My wife and I are looking at houses with the hopes of moving. As such, we have been decluttering our house and organizing all of our stuff. Holy cow what a process.
As I go through all of our things, each thing calls my name wanting my attention. Some things remind me that I have unfinished business with them (a project not completed or a book not read). Others are just hanging out hoping that someday they will be used…I mean, that is why we are saving it, right? Maybe someday…..someday…a future day that does not exist but bares weight on my mind.
It is a process for sure, getting rid of all of this unneeded stuff. This stuff that is getting tossed, sold, or donated is quickly forgotten once it is out of my sight. Which really shows how important said item really was.
Out of this process I have experienced much mental freedom. Strange isn’t it? I get rid of physical stuff and the more peace of mind I have….I would like to get rid of it all. I chuckle as I write this because it is true: I don’t want stuff. I know I (we) need some stuff to operate as a family but there is not reason to hang on to excess…for a future hypothetical someday.

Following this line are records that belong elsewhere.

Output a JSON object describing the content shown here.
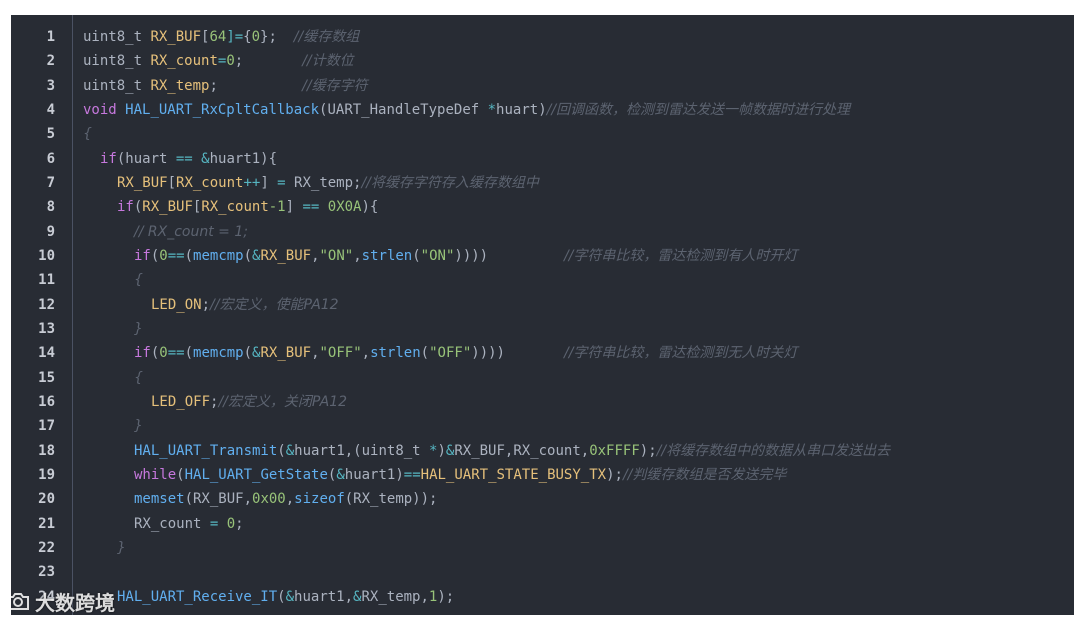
{
  "colors": {
    "background": "#282c34",
    "default_text": "#abb2bf",
    "keyword": "#c678dd",
    "type": "#c678dd",
    "function": "#61afef",
    "variable": "#e5c07b",
    "number": "#98c379",
    "string": "#98c379",
    "operator": "#56b6c2",
    "comment": "#5c6370",
    "line_number": "#c8ccd4"
  },
  "watermark": {
    "icon": "camera-icon",
    "text": "大数跨境"
  },
  "lines": [
    {
      "n": "1",
      "indent": 0,
      "tokens": [
        {
          "t": "uint8_t ",
          "c": "default_text"
        },
        {
          "t": "RX_BUF",
          "c": "variable"
        },
        {
          "t": "[",
          "c": "default_text"
        },
        {
          "t": "64",
          "c": "number"
        },
        {
          "t": "]=",
          "c": "operator"
        },
        {
          "t": "{",
          "c": "default_text"
        },
        {
          "t": "0",
          "c": "number"
        },
        {
          "t": "};  ",
          "c": "default_text"
        },
        {
          "t": "//缓存数组",
          "c": "comment"
        }
      ]
    },
    {
      "n": "2",
      "indent": 0,
      "tokens": [
        {
          "t": "uint8_t ",
          "c": "default_text"
        },
        {
          "t": "RX_count",
          "c": "variable"
        },
        {
          "t": "=",
          "c": "operator"
        },
        {
          "t": "0",
          "c": "number"
        },
        {
          "t": ";       ",
          "c": "default_text"
        },
        {
          "t": "//计数位",
          "c": "comment"
        }
      ]
    },
    {
      "n": "3",
      "indent": 0,
      "tokens": [
        {
          "t": "uint8_t ",
          "c": "default_text"
        },
        {
          "t": "RX_temp",
          "c": "variable"
        },
        {
          "t": ";          ",
          "c": "default_text"
        },
        {
          "t": "//缓存字符",
          "c": "comment"
        }
      ]
    },
    {
      "n": "4",
      "indent": 0,
      "tokens": [
        {
          "t": "void ",
          "c": "keyword"
        },
        {
          "t": "HAL_UART_RxCpltCallback",
          "c": "function"
        },
        {
          "t": "(UART_HandleTypeDef ",
          "c": "default_text"
        },
        {
          "t": "*",
          "c": "operator"
        },
        {
          "t": "huart)",
          "c": "default_text"
        },
        {
          "t": "//回调函数，检测到雷达发送一帧数据时进行处理",
          "c": "comment"
        }
      ]
    },
    {
      "n": "5",
      "indent": 0,
      "tokens": [
        {
          "t": "{",
          "c": "comment"
        }
      ]
    },
    {
      "n": "6",
      "indent": 1,
      "tokens": [
        {
          "t": "if",
          "c": "keyword"
        },
        {
          "t": "(huart ",
          "c": "default_text"
        },
        {
          "t": "==",
          "c": "operator"
        },
        {
          "t": " ",
          "c": "default_text"
        },
        {
          "t": "&",
          "c": "operator"
        },
        {
          "t": "huart1){",
          "c": "default_text"
        }
      ]
    },
    {
      "n": "7",
      "indent": 2,
      "tokens": [
        {
          "t": "RX_BUF",
          "c": "variable"
        },
        {
          "t": "[",
          "c": "default_text"
        },
        {
          "t": "RX_count",
          "c": "variable"
        },
        {
          "t": "++",
          "c": "operator"
        },
        {
          "t": "] ",
          "c": "default_text"
        },
        {
          "t": "=",
          "c": "operator"
        },
        {
          "t": " RX_temp;",
          "c": "default_text"
        },
        {
          "t": "//将缓存字符存入缓存数组中",
          "c": "comment"
        }
      ]
    },
    {
      "n": "8",
      "indent": 2,
      "tokens": [
        {
          "t": "if",
          "c": "keyword"
        },
        {
          "t": "(",
          "c": "default_text"
        },
        {
          "t": "RX_BUF",
          "c": "variable"
        },
        {
          "t": "[",
          "c": "default_text"
        },
        {
          "t": "RX_count",
          "c": "variable"
        },
        {
          "t": "-1",
          "c": "number"
        },
        {
          "t": "] ",
          "c": "default_text"
        },
        {
          "t": "==",
          "c": "operator"
        },
        {
          "t": " ",
          "c": "default_text"
        },
        {
          "t": "0X0A",
          "c": "number"
        },
        {
          "t": "){",
          "c": "default_text"
        }
      ]
    },
    {
      "n": "9",
      "indent": 3,
      "tokens": [
        {
          "t": "// RX_count = 1;",
          "c": "comment"
        }
      ]
    },
    {
      "n": "10",
      "indent": 3,
      "tokens": [
        {
          "t": "if",
          "c": "keyword"
        },
        {
          "t": "(",
          "c": "default_text"
        },
        {
          "t": "0",
          "c": "number"
        },
        {
          "t": "==",
          "c": "operator"
        },
        {
          "t": "(",
          "c": "default_text"
        },
        {
          "t": "memcmp",
          "c": "function"
        },
        {
          "t": "(",
          "c": "default_text"
        },
        {
          "t": "&",
          "c": "operator"
        },
        {
          "t": "RX_BUF",
          "c": "variable"
        },
        {
          "t": ",",
          "c": "default_text"
        },
        {
          "t": "\"ON\"",
          "c": "string"
        },
        {
          "t": ",",
          "c": "default_text"
        },
        {
          "t": "strlen",
          "c": "function"
        },
        {
          "t": "(",
          "c": "default_text"
        },
        {
          "t": "\"ON\"",
          "c": "string"
        },
        {
          "t": "))))         ",
          "c": "default_text"
        },
        {
          "t": "//字符串比较，雷达检测到有人时开灯",
          "c": "comment"
        }
      ]
    },
    {
      "n": "11",
      "indent": 3,
      "tokens": [
        {
          "t": "{",
          "c": "comment"
        }
      ]
    },
    {
      "n": "12",
      "indent": 4,
      "tokens": [
        {
          "t": "LED_ON",
          "c": "variable"
        },
        {
          "t": ";",
          "c": "default_text"
        },
        {
          "t": "//宏定义，使能PA12",
          "c": "comment"
        }
      ]
    },
    {
      "n": "13",
      "indent": 3,
      "tokens": [
        {
          "t": "}",
          "c": "comment"
        }
      ]
    },
    {
      "n": "14",
      "indent": 3,
      "tokens": [
        {
          "t": "if",
          "c": "keyword"
        },
        {
          "t": "(",
          "c": "default_text"
        },
        {
          "t": "0",
          "c": "number"
        },
        {
          "t": "==",
          "c": "operator"
        },
        {
          "t": "(",
          "c": "default_text"
        },
        {
          "t": "memcmp",
          "c": "function"
        },
        {
          "t": "(",
          "c": "default_text"
        },
        {
          "t": "&",
          "c": "operator"
        },
        {
          "t": "RX_BUF",
          "c": "variable"
        },
        {
          "t": ",",
          "c": "default_text"
        },
        {
          "t": "\"OFF\"",
          "c": "string"
        },
        {
          "t": ",",
          "c": "default_text"
        },
        {
          "t": "strlen",
          "c": "function"
        },
        {
          "t": "(",
          "c": "default_text"
        },
        {
          "t": "\"OFF\"",
          "c": "string"
        },
        {
          "t": "))))       ",
          "c": "default_text"
        },
        {
          "t": "//字符串比较，雷达检测到无人时关灯",
          "c": "comment"
        }
      ]
    },
    {
      "n": "15",
      "indent": 3,
      "tokens": [
        {
          "t": "{",
          "c": "comment"
        }
      ]
    },
    {
      "n": "16",
      "indent": 4,
      "tokens": [
        {
          "t": "LED_OFF",
          "c": "variable"
        },
        {
          "t": ";",
          "c": "default_text"
        },
        {
          "t": "//宏定义，关闭PA12",
          "c": "comment"
        }
      ]
    },
    {
      "n": "17",
      "indent": 3,
      "tokens": [
        {
          "t": "}",
          "c": "comment"
        }
      ]
    },
    {
      "n": "18",
      "indent": 3,
      "tokens": [
        {
          "t": "HAL_UART_Transmit",
          "c": "function"
        },
        {
          "t": "(",
          "c": "default_text"
        },
        {
          "t": "&",
          "c": "operator"
        },
        {
          "t": "huart1,(uint8_t ",
          "c": "default_text"
        },
        {
          "t": "*",
          "c": "operator"
        },
        {
          "t": ")",
          "c": "default_text"
        },
        {
          "t": "&",
          "c": "operator"
        },
        {
          "t": "RX_BUF,RX_count,",
          "c": "default_text"
        },
        {
          "t": "0xFFFF",
          "c": "number"
        },
        {
          "t": ");",
          "c": "default_text"
        },
        {
          "t": "//将缓存数组中的数据从串口发送出去",
          "c": "comment"
        }
      ]
    },
    {
      "n": "19",
      "indent": 3,
      "tokens": [
        {
          "t": "while",
          "c": "keyword"
        },
        {
          "t": "(",
          "c": "default_text"
        },
        {
          "t": "HAL_UART_GetState",
          "c": "function"
        },
        {
          "t": "(",
          "c": "default_text"
        },
        {
          "t": "&",
          "c": "operator"
        },
        {
          "t": "huart1)",
          "c": "default_text"
        },
        {
          "t": "==",
          "c": "operator"
        },
        {
          "t": "HAL_UART_STATE_BUSY_TX",
          "c": "variable"
        },
        {
          "t": ");",
          "c": "default_text"
        },
        {
          "t": "//判缓存数组是否发送完毕",
          "c": "comment"
        }
      ]
    },
    {
      "n": "20",
      "indent": 3,
      "tokens": [
        {
          "t": "memset",
          "c": "function"
        },
        {
          "t": "(RX_BUF,",
          "c": "default_text"
        },
        {
          "t": "0x00",
          "c": "number"
        },
        {
          "t": ",",
          "c": "default_text"
        },
        {
          "t": "sizeof",
          "c": "function"
        },
        {
          "t": "(RX_temp));",
          "c": "default_text"
        }
      ]
    },
    {
      "n": "21",
      "indent": 3,
      "tokens": [
        {
          "t": "RX_count ",
          "c": "default_text"
        },
        {
          "t": "=",
          "c": "operator"
        },
        {
          "t": " ",
          "c": "default_text"
        },
        {
          "t": "0",
          "c": "number"
        },
        {
          "t": ";",
          "c": "default_text"
        }
      ]
    },
    {
      "n": "22",
      "indent": 2,
      "tokens": [
        {
          "t": "}",
          "c": "comment"
        }
      ]
    },
    {
      "n": "23",
      "indent": 0,
      "tokens": []
    },
    {
      "n": "24",
      "indent": 2,
      "tokens": [
        {
          "t": "HAL_UART_Receive_IT",
          "c": "function"
        },
        {
          "t": "(",
          "c": "default_text"
        },
        {
          "t": "&",
          "c": "operator"
        },
        {
          "t": "huart1,",
          "c": "default_text"
        },
        {
          "t": "&",
          "c": "operator"
        },
        {
          "t": "RX_temp,",
          "c": "default_text"
        },
        {
          "t": "1",
          "c": "number"
        },
        {
          "t": ");",
          "c": "default_text"
        }
      ]
    }
  ]
}
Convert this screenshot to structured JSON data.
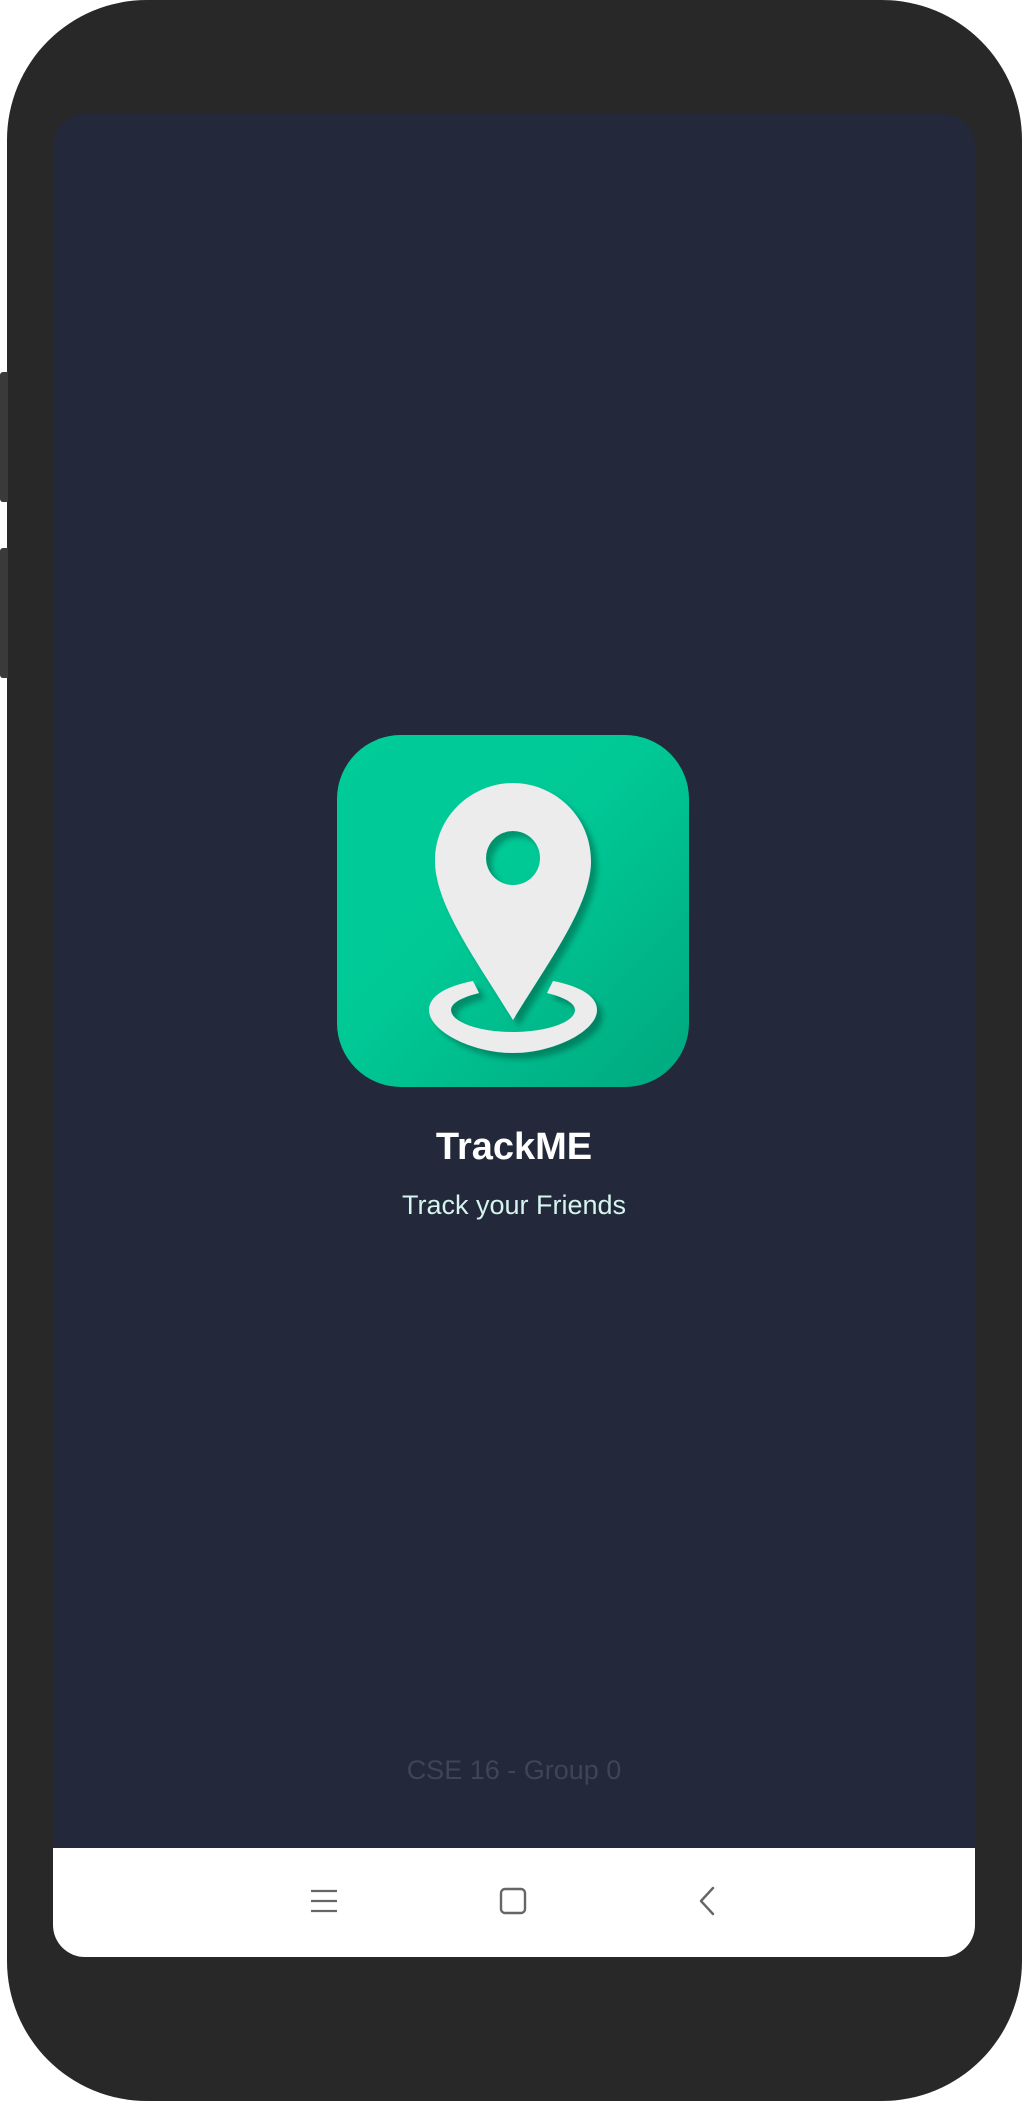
{
  "app": {
    "title": "TrackME",
    "tagline": "Track your Friends",
    "credit": "CSE 16 - Group 0"
  },
  "icons": {
    "app_icon": "location-pin-icon",
    "nav_menu": "menu-icon",
    "nav_home": "home-square-icon",
    "nav_back": "back-chevron-icon"
  },
  "colors": {
    "screen_background": "#23293a",
    "icon_accent": "#00cc99",
    "nav_bar": "#ffffff",
    "phone_frame": "#282828"
  }
}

There is, however, one thing I want to own. There is one thing I choose to own that is far more important to me than any of my personal items and that is relationships.
My relationships are the most important thing in my life. In fact, that is the only measuring stick I want to judged by. How strong are my bonds with others? When they think of me what are the thoughts they have? Have we developed a relationship that has left us both better than before we met? These are the questions that I would rather have taking up that mental real estate than say the nagging someday physical item.
Often times we place importance on the material items over our relationships. These material items (smart phones, tablets, cars, books, insert any item) pull us away from those people that matter most. Owning the items really isn’t the issue but it is our compulsive behavior around those items that causes problems.
So in my minds eye we should own our relationships. Tend to them, as they are the most important centerpieces of our life. When we are spending time with others we should strive to be fully engaged. Work not to be possessed by our phones, mindless games, distant thoughts, or dare I say it…social media sites. Let’s be present, be aware, and be alive. There is nothing greater than having real time dialogue with a friend, family member, or for those daring… a stranger. Let us be here and now with our relationships.
When relationships become strained or disagreements happen, this is the best time to fully own them. Own the responsibility to make amends, to seek clarification, to bring the relationship back to, at minimum, neutral ground. We might feel right in an argument but that does not mean that we can’t own the result. Feeling right is not justification for allowing a person/relationship to suffer.
“You can always be right, or you can get along—choose one.” —Joshua Fields Millburn
Naturally, we can only go so far here yet the goal is to know that we have tended to the relationship as best we could regardless of who is right or wrong. It is ok to disagree (even healthy) but, to me, it is not ok to allow a disagreement to get in the way of what matters most…a healthy relationship.
In practice, deeper meaning with others will emerge. It has been my experience that lasting contentment is found through my relationships but not through all of my material items. Tending to my relationships has helped me transform and grow as an individual. My physical stuff usually serves as a distraction and a source of mental friction.
“The meeting of two personalities is like the contact of two chemical substances: if there is any reaction, both are transformed.”
As always I have lots of work to do but that is why I am here: to grow, to create, and to polish out all of the blemishes.
Toss the physical and mental garbage…you don’t need it. It will feel great once it is gone.
Photo by Scott Webb via Unsplash